Suppose we’re preparing a campaign for our shop. During the campaign we want to sell some new producs and focus on several customer groups. But… what are these groups?
We have some general knowledge, based mainly on daily observations, but how can we understand the whole picture?
The simplest solution is to stand in front of a shop and ask each customer what he or she likes.
Another, make an survey and… hold on, we’re living in the 21st century! Let’s solve this problem using Machine Learning.
What is clustering?
Simply speaking, clustering is assigning set of objects into groups. Objects in the same group are in some sense more similar to each other than to those in other groups.
Clustering is an unsupervised machine learning task mainly used in image analysis, information retrieval and other fields related to statistical data analysis.
Clustering is also used in fields not related directly to IT, like biology (identification of species, genome analysis) and astronomy (aggregation of stars, galaxies).
As there is no precise definition of a cluster, there are more than 100 different clustering algorithms. Which one is the best? It has been proved that… there is no best method :-).
Everything depends on the type of problem and data model.
However, a good clustering method is that one which produces high quality clusters with high intra-class similarity and low inter-class similarity at the same time. Quality depends also on the similarity measure used by the method and its implementation.

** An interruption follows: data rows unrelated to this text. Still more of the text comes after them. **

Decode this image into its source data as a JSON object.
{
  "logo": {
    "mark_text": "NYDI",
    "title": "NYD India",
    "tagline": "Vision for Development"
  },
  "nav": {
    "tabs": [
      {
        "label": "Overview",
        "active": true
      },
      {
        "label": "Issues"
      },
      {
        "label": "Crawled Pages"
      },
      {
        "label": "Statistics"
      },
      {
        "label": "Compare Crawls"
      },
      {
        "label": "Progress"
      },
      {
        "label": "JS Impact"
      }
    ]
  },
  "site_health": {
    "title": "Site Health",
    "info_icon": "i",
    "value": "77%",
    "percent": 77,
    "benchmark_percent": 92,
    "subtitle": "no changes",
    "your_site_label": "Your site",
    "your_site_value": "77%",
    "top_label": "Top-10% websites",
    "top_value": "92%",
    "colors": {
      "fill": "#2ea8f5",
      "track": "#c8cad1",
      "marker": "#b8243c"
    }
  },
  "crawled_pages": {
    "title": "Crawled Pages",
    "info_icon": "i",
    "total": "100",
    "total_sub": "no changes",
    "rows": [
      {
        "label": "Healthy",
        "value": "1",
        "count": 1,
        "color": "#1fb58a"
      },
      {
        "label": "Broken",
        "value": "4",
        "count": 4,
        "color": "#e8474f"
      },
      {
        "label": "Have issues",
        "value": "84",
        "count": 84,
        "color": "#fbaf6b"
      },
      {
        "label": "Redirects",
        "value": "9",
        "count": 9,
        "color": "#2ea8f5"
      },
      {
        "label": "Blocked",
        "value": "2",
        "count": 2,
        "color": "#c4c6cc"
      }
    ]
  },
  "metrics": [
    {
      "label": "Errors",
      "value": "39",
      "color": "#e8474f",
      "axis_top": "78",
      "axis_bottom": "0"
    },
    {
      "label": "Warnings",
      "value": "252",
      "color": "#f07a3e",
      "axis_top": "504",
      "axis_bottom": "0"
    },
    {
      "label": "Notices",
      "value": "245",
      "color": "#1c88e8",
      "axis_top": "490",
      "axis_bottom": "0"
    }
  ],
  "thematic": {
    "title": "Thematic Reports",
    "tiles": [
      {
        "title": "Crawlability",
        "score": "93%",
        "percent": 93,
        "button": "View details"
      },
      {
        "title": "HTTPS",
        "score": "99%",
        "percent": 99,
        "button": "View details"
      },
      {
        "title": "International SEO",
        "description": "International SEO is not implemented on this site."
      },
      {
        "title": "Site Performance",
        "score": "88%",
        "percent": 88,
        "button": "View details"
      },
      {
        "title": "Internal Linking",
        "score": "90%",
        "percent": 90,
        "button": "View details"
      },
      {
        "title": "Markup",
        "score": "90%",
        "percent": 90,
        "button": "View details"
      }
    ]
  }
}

But the most imporant measure is its ability to discover some or all of the hidden patterns.
Clustering methods can be divided into several main types:
- Connectivity models: for example hierarchical clustering builds models based on distance connectivity.
- Centroid models: for example the K-means algorithm represents each cluster by a single mean vector.
- Distribution models: clusters are modeled using statistical distributions, such as multivariate normal distributions used by the EM algorithm.
- Density models: for example DBSCAN and OPTICS defines clusters as connected dense regions in the data space.
- Subspace models: clusters are modeled with both cluster members and relevant attributes.
- Others: Group models and Graph-based models
Let’s go back to our shop. The first thing we want to know is what kind of customers are visiting hour shop everyday. For simplicity, we will try to find groups based only on customer age and hour he/she came to hour shop.
Once we have selected data, we need to select a suitable clustering method. K-means won’t be a good solution here, because we don’t know the final number of clusters.
As we see above, we need a model which can handle data of varying densities.
Density based models or distribution models would be probably the best solution here. For example, we will try the OPTICS algorithm.
Simply speaking, the OPTICS algorithm selects a random point in a given dataset, creates a cluster and tries to expand it over nearest points. Points are grouped into clusters of various densities.
Clustering gives us very important information – we can clearly see that people in their 50’s visit our shop in the morning and evening. Using this knowledge we can design a campaign to focus on this particular group.
We can use the above pattern with different data to find even deeper insight into customer behaviour.
Clustering random points using DBSCAN: http://lukaszkrawczyk.eu/clustering/
var clustering = require('density-clustering'); var optics = new clustering.OPTICS(); var dataset = [ [0,0],[6,0],[-1,0],[0,1],[0,-1], [45,45],[45.1,45.2],[45.1,45.3],[45.8,45.5],[45.2,45.3], [50,50],[56,50],[50,52],[50,55],[50,51] ]; // parameters: // 6 - neighborhood radius // 2 - number of points in neighborhood to form a cluster var clusters = optics.run(dataset, 6, 2); /* RESULT: [ [0, 2, 3, 4], , [5, 6, 7, 9, 8], [10, 14, 12, 13],  ] */